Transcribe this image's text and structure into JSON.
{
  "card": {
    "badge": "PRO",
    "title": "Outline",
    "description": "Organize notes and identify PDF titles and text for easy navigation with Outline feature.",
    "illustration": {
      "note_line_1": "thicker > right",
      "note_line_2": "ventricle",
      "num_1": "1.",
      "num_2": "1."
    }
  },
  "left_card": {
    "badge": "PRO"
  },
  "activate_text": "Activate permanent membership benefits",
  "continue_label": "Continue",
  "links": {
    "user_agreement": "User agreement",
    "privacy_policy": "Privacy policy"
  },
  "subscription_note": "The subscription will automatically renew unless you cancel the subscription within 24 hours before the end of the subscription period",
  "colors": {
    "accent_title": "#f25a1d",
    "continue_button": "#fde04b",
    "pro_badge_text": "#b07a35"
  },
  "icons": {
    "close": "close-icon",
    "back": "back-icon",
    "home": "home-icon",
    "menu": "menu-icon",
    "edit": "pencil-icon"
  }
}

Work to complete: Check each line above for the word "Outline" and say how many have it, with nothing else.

Output of the exercise: 2